All of Chile's 33 trapped miners were rescued from deep underground in a special capsule on Wednesday as an extraordinary two-month survival story many call a miracle triggered wild celebrations.
Luis Urzua, 54, who was the shift leader at the time of the collapse, was the last of the miners to travel through 2,050 feet of rock to the surface in a capsule barely wider than a man's shoulders.
Celebrations erupted across the country as he emerged to a hero's welcome above the San Jose gold and copper mine in Chile's northern Atacama desert, wearing his hard-hat and dark shades to protect his eyes after spending 69 days in a dimly lit tunnel.
"Viva Chile!" the crowd chanted, as Urzua emerged from the capsule, the light on his miners' hat still on.
Rescuers held up a sign in Spanish reading: "Mission Accomplished."
Urzua beamed as an elated crowd chanted, sobbed and waved red, white and blue Chilean flags. The miners set a world record for survival trapped underground.
"I hand the shift over to you and hope this never happens again," he said with a Chilean flag draped around his shoulders, hugging an emotional President Sebastian Pinera. "I am proud to be Chilean."
Rescue workers opened the capsule door and hugged Urzua, who had insisted throughout that he would not leave the tunnel until all the other miners were safely evacuated.
They are all now safe thanks to a meticulously planned rescue operation that went quicker and more smoothly than anyone dared to believe.

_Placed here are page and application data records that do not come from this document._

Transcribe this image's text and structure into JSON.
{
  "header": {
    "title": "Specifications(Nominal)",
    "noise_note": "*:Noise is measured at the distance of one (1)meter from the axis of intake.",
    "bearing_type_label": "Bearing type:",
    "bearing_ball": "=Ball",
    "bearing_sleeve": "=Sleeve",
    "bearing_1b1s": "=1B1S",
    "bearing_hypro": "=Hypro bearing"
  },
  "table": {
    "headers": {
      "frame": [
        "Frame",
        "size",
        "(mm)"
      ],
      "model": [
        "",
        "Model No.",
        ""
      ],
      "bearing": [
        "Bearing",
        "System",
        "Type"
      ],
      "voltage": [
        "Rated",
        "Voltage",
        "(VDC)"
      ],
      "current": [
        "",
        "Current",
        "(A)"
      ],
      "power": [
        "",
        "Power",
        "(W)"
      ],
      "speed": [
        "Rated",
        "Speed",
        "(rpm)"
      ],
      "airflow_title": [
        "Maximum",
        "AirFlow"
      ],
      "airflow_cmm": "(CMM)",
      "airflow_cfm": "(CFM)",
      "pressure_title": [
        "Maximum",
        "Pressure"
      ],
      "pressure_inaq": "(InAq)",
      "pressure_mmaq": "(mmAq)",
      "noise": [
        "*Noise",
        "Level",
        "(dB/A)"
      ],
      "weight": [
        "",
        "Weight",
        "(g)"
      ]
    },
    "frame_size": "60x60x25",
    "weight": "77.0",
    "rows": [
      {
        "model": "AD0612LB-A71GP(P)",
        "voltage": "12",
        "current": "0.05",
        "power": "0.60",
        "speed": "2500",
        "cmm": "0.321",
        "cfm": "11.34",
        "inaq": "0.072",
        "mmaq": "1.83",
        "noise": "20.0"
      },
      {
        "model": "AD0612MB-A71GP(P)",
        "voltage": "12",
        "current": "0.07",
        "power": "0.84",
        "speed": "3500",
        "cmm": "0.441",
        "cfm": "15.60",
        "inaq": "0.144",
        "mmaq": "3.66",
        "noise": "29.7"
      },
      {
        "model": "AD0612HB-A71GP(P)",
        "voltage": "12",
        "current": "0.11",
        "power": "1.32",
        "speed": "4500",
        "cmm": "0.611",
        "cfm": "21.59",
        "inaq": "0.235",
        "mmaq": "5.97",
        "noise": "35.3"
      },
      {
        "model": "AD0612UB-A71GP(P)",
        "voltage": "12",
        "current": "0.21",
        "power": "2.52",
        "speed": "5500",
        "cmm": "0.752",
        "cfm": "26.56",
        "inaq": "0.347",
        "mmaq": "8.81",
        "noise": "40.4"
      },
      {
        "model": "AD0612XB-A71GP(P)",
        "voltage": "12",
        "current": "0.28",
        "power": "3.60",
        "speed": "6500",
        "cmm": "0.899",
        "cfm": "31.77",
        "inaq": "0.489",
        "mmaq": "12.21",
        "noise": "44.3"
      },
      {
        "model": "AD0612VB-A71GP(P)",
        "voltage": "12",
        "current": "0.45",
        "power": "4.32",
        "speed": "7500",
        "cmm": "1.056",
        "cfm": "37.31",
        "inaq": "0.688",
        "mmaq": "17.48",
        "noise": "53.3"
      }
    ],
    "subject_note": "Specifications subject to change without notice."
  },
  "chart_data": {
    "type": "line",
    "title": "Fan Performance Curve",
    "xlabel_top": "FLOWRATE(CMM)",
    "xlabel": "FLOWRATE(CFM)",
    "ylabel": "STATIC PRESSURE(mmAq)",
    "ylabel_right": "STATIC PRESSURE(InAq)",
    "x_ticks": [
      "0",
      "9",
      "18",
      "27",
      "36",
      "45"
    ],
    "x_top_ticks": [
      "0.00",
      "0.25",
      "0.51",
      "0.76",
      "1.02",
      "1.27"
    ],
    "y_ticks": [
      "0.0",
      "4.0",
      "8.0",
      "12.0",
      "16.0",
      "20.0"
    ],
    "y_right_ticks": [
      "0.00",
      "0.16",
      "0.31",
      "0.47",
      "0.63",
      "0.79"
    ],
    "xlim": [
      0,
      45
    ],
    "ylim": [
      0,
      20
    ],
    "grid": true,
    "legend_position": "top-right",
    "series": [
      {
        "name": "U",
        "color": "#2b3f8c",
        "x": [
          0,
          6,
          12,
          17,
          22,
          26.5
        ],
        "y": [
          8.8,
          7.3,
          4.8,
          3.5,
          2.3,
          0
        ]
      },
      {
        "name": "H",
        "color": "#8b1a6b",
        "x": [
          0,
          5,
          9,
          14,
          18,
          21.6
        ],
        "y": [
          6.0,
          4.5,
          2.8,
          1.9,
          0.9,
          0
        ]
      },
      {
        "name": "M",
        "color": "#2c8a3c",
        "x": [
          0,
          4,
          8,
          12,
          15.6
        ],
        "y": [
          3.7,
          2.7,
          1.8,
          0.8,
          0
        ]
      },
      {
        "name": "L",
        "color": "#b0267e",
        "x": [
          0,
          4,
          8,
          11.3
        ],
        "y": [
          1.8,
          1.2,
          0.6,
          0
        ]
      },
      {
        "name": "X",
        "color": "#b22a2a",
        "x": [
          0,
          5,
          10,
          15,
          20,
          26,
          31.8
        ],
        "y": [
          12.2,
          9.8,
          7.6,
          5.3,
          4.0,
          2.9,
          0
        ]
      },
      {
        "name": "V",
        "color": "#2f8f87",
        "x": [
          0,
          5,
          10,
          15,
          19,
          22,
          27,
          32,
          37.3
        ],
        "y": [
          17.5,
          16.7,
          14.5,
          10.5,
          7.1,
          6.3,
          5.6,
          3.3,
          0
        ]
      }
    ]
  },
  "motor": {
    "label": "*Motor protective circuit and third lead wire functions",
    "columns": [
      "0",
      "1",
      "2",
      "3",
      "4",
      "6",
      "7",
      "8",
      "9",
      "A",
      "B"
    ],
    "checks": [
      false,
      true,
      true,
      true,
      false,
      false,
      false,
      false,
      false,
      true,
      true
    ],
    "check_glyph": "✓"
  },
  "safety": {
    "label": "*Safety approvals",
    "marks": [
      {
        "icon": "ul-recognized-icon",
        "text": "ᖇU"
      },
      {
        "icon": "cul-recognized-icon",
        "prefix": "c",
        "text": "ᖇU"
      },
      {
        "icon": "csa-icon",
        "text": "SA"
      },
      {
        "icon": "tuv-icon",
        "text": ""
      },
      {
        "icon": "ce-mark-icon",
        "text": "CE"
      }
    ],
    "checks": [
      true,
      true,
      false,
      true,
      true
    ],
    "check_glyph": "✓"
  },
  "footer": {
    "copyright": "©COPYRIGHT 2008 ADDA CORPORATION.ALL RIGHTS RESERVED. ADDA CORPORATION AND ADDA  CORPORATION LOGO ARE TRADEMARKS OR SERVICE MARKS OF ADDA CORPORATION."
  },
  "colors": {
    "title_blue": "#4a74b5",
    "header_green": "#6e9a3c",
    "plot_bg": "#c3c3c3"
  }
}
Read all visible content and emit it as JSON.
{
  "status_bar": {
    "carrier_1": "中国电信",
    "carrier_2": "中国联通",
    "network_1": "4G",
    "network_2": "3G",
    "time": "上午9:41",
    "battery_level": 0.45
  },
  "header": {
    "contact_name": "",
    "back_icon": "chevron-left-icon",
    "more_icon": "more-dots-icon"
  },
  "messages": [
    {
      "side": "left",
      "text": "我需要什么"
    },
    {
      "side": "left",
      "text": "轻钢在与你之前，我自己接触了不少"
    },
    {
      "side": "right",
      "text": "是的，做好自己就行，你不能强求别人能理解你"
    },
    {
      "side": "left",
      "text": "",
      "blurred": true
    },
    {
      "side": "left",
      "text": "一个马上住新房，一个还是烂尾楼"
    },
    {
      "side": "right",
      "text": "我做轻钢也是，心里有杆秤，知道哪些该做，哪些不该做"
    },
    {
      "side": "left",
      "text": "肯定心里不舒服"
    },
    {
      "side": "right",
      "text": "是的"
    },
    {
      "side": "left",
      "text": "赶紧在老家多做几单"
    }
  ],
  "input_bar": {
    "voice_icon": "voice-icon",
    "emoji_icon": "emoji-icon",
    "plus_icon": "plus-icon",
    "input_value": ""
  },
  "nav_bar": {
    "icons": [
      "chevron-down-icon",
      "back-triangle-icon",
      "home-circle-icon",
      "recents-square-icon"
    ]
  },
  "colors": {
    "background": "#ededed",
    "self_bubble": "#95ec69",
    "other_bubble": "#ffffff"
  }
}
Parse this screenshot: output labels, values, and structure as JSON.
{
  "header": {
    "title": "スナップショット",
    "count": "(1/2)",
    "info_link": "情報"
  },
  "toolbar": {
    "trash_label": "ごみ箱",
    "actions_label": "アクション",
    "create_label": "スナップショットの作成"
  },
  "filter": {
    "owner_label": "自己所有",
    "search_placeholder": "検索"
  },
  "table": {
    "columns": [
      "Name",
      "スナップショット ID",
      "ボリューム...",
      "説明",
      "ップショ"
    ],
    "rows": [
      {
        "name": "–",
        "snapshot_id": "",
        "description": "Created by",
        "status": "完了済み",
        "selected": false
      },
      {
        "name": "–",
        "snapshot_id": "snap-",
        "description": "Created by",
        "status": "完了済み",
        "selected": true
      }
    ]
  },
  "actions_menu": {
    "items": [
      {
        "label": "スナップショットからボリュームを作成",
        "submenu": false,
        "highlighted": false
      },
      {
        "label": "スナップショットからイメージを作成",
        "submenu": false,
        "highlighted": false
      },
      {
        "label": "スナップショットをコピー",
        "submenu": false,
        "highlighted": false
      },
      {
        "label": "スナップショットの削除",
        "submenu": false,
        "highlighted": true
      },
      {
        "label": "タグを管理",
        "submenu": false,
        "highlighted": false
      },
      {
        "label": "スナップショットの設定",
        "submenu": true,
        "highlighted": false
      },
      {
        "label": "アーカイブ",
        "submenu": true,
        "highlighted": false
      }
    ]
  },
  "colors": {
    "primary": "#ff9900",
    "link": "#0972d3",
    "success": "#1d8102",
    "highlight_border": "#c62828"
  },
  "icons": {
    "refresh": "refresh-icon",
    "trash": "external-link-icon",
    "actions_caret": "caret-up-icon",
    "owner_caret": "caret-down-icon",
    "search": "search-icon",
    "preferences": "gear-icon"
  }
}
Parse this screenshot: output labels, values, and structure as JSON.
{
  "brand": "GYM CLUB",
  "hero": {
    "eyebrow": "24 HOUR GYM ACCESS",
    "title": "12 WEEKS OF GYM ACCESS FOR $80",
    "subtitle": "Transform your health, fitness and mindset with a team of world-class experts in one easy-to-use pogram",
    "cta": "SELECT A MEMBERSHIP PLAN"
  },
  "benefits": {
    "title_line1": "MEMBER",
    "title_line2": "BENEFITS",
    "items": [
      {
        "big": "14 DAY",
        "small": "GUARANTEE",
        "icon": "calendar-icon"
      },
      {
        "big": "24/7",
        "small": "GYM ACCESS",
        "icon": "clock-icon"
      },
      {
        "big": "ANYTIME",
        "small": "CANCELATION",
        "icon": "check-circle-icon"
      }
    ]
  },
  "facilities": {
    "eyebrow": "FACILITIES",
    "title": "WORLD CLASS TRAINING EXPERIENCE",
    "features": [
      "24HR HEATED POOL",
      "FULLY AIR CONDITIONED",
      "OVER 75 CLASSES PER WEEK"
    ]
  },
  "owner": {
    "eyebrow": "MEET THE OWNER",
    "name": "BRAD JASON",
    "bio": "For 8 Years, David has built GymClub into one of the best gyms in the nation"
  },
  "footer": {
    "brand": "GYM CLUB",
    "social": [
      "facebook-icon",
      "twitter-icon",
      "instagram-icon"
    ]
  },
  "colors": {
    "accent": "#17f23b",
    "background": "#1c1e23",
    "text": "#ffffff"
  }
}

The rescue workers who traveled down the shaft to help evacuate them will now themselves be hoisted to the surface in the metal capsule, named Phoenix after the mythical bird that rose from the ashes.
Church bells rang out in Chile when the first miner was extricated and Chileans were glued to their televisions, proud of their nation's ability to save the men in a world-class rescue operation.
"This was the toughest match of my life," said Franklin Lobos, a former professional soccer player who turned to mining and driving a taxi to make ends meet, as he emerged from the mine.
The miners were whisked away for medical checkups and found to be in good health, except for one who has pneumonia and is being treated with antibiotics.
"This is a miracle from God," said Alberto Avalos, the uncle of Florencio Avalos, a father of two who was the first to emerge shortly after midnight.